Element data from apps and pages

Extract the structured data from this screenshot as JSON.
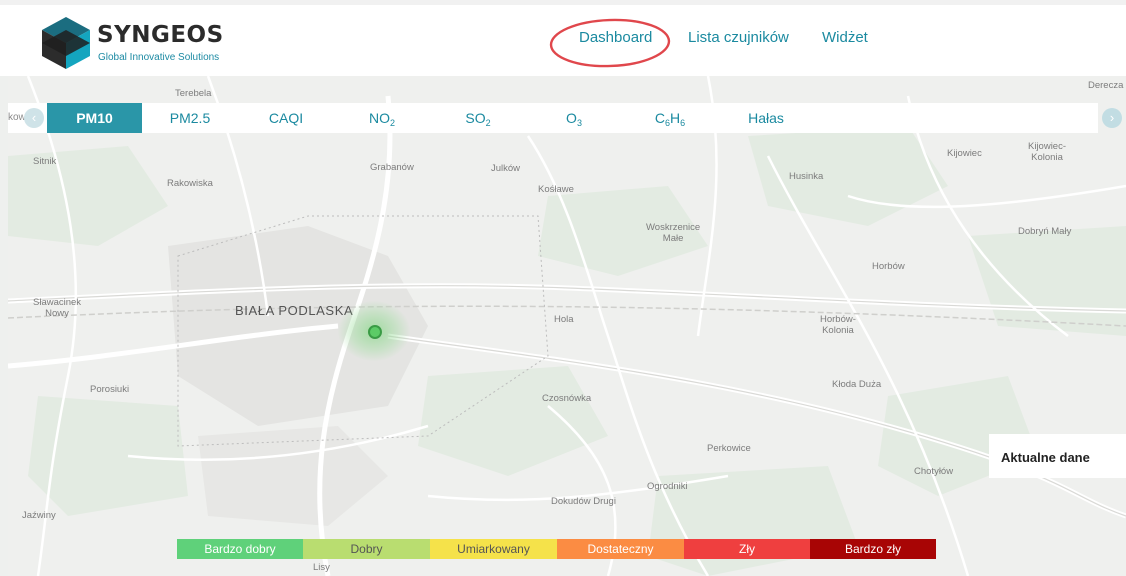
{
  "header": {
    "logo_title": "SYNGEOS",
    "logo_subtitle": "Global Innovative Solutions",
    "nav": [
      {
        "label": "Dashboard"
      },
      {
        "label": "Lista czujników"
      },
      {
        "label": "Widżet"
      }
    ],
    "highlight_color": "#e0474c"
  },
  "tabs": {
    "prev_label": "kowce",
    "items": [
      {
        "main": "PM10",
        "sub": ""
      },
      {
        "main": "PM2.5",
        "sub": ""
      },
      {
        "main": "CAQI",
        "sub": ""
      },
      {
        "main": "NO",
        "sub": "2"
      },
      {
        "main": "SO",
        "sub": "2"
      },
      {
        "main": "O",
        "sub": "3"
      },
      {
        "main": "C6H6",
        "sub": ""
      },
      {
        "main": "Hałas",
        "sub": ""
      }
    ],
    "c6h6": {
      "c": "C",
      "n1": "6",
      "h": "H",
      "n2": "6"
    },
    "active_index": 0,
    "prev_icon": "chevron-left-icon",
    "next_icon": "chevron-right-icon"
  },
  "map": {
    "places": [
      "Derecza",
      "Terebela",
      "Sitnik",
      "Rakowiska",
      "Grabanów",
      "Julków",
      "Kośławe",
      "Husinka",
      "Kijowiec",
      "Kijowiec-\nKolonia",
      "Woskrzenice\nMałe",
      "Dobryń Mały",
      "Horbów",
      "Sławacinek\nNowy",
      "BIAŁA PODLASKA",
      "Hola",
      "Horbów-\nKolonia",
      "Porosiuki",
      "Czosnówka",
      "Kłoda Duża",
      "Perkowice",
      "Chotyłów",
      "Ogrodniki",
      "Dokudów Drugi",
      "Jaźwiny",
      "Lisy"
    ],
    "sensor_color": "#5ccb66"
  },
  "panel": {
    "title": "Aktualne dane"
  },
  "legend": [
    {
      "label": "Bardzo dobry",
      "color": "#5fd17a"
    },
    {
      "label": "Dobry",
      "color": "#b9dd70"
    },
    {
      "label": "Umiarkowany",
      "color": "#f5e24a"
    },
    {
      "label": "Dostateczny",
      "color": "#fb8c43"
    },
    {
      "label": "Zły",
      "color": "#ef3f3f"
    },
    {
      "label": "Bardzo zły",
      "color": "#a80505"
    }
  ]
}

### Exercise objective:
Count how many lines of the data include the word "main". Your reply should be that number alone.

### Response:
8